We often hear a question asked. Why do bad things happen? We blame god for allowing evil. As a writer, in the role of maker, I have created evil directly. My reasons have served a narrative role, building blocks which the characters toy with, and are toyed with in turn. It is meant to lead to something, a work of fiction about shaping clay into a desired form. It may sound pretentious, at this point, but there is something to consider. The awful things that happen in the story are put there to shape things, making the characters and events result in the right way, which is largely an argument that proves a moral or philosophical point.
Consider a story with a theme. Good triumphs over evil. Working together is better than working alone. Friendship! We cannot seek power at the expense of others. The story argues this, and we place obstacles and evils to make the argument. We do this because we believe the outcome is important, it is a payoff. But is the journey more enjoyable? The pain and suffering? Or is it the end? We like to return to stories, rereading them, or creating following adventures. So the end is seldom the end. It is short and ephemeral. Instead, it is the journey that preoccupies us and gains our interest, the parts filled and fraught with evil and suffering, sorrow and regret. We demand the creation of this type of content because it is more meaningful and noteworthy.

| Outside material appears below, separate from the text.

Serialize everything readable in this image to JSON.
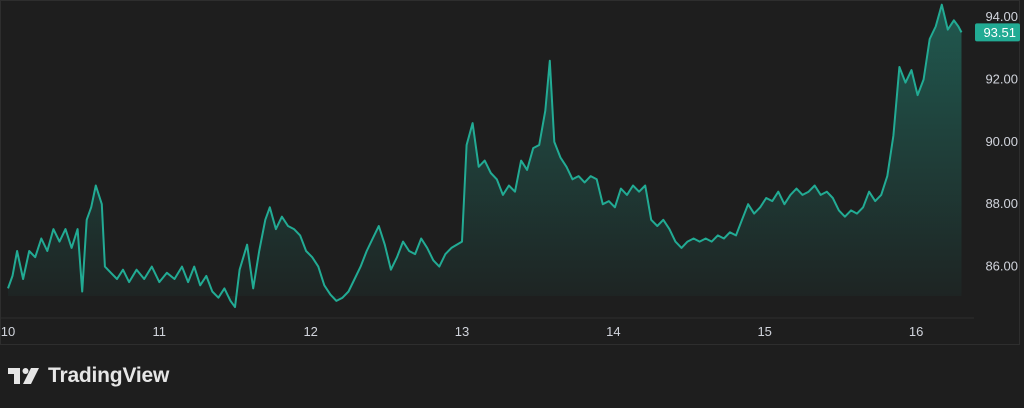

Is it escape? Do we seek this out in place of our difficulty? Or to drown the difficulty we face? I cannot say, and every person may have their own answer.
Yet we come back to it, to dreams, thoughts, imagination, to the essence of the creative process. It comes to have a point, or at least a process. It is populated with hardships which are overcome. And we should understand the reason for this. We should be cautious, too. If our worlds are real in any respect, magically real as in the case of Novalis, or manifesting in the case of the Dreaming Kings, or real only in the thoughts of readers, we writers are the authors of every misdeed, treachery, and vile act. And for most stories, they are necessary. They are not elements of the narrative which can be forgone. Instead, we must seek to make things right, to reach that outcome, that end that is led to by every evil. It must mean something.
Ah, now I think I get to the idea I was hoping to find. Meaning! Written works must result in actual meaning. For them to be moral, for the disasters, wars, and deaths to be excused, an equal or greater meaning must be found, declared, or proven.
But what meaning? The message to the audience? A statement? A call to action? Some result for the characters? This may need more thought.